Medical school can teach you a lot of things. Most of what they teach, they do very well: pharmacology, anatomy, physiology, pathology... One thing they don't spend much time on is how to deliver bad news. If they do have a one hour lecture devoted to it, consider yourself lucky. But something like that can't be taught in one hour. For some, even a lifetime isn't enough.

Learning how to deliver bad news seems to be part of the job description of a physician. We can't cure everything that crosses our paths. People don't get better, become debilitated, die. We should be able to do this very well.

For us, the new year has brought us to new rotations. I'm still on vascular surgery, but I'm at a different hospital. I've inherited some very sick patients who have run out of options.

One woman is in her 80's. She is on dialysis, which requries the ability to remove blood at a high rate, run it through a filtration machine, and return it to the body at the same rate. This is usually performed through what is called "access." Access can take the form of a fistula or graft in the arm, which is where we surgically make a connection between a large artery and a large vein in the arm. Or it can be via a large bore catheter with two ports sitting in one of the large veins in the neck.

Eventually, fistulas will become clotted and stop working. We can try to save the one they have through various means, but sometimes they need a new one. So you march up the arm towards the axilla making more connections between artery and vein in an attempt to keep them on dialysis.

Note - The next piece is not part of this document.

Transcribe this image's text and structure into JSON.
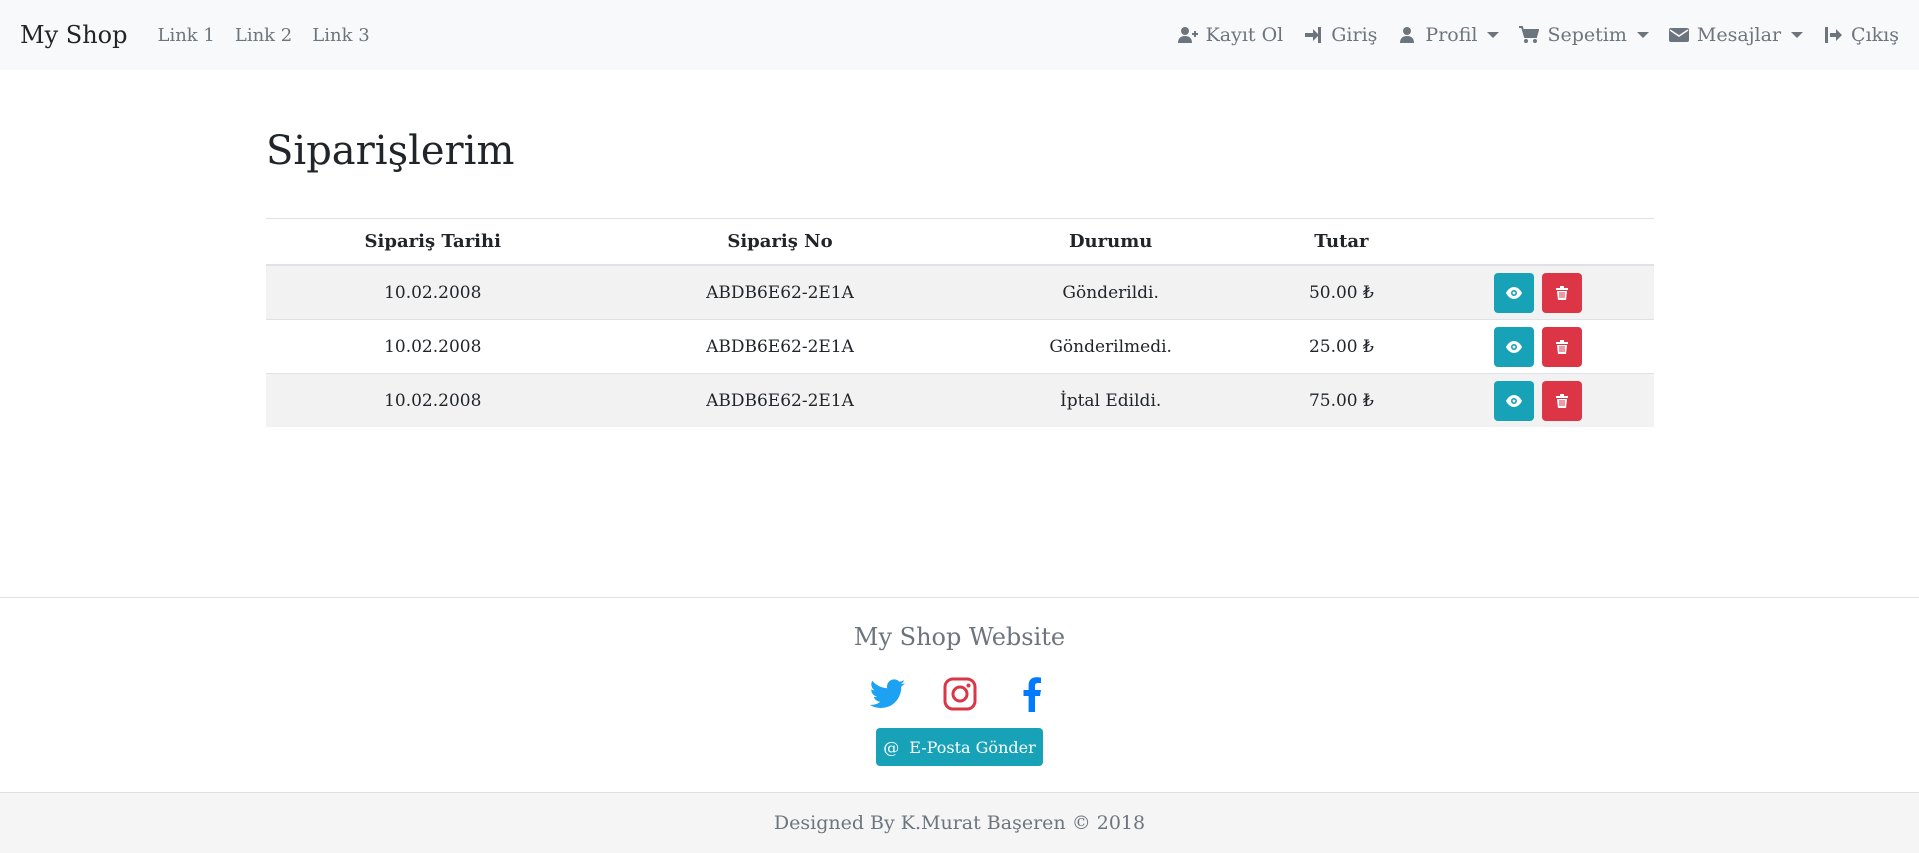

Once all those spots on both arms are used up, you can try to do something in the groin. But these can become infected and don't usually last that long. Then all you're left with is the catheter version of access, which carries with it risk of infection or clotting of the vein in which it sits.

What happens when you run out of places for the catheter and something else hasn't killed you first? You die of renal failure. It's not a horrible death, really. The toxins in your blood make you sleepy so you just get to the point that you go to sleep and don't wake up.

Back to my patient. She's in her 80s and she's used up all the spots on her arms. All of her large veins are clotted. She is currently receiving dialysis through a catheter that is placed through a lumbar vein that goes directly into the inferior vena cava. That's the last spot. And even that is more than most people get.

Let's complicate things a bit more. We've been keeping her anticoagulated (blood thinned) on coumadin to help prolong the day when she will clot off that catheter. But for some reason (that happend before I got on the service) the blood was thinned too much (INR = 12) and she had an upper GI bleed. We the surgeons and the medicine doctors have weighed the risks; continuing anticoagulation to prolong the inevitable is not worth risking another potentially fatal GI bleed. Which would mean that we need to talk about the time when the catheter clots and we need to set up hospice care for her.

Add this to some very dysfunctional family dynamics involving debates over religion and a language barrier, and I'm a loss. Today we had a family meeting with a skilled palliative care specialist who is helping us from a hospitalist standpoint. He was able to cut through the communication issues with the family and get them to agree that the patient will indeed make her own decision about stopping anticoagulation or not. They will only become involved when she is unable to make decisions for herself. That conclusion alone is a huge help; before this meeting the daughter told me that she was "not authorizing" me talking to her mother via an interpreter about these issues.

Now that I have permission, I just have to do it. I've had these discussions before. I'm sure I could do them better. I hope I can show compassion but give her the facts she needs all at the same time.

Part 2 will include another difficult conversation I had today...